HOW TO COMPLETE THIS TASK: One number should be the full reply: how many lines of the material below contain "London".

==========

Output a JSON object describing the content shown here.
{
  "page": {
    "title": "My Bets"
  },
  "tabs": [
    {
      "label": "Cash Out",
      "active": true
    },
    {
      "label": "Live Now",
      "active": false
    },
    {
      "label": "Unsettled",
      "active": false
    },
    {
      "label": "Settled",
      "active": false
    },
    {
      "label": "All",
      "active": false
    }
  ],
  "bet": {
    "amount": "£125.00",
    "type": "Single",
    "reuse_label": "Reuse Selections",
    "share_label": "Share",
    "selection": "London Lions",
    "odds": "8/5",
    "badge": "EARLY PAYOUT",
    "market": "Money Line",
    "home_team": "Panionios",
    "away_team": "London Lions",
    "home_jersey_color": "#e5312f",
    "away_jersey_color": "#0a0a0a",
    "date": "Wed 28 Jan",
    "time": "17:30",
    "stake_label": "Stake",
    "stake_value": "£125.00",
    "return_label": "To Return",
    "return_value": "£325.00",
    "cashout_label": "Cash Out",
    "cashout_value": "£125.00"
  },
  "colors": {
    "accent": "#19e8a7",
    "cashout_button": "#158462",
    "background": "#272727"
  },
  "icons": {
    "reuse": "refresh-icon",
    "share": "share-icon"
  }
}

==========

TASK ANSWER: 2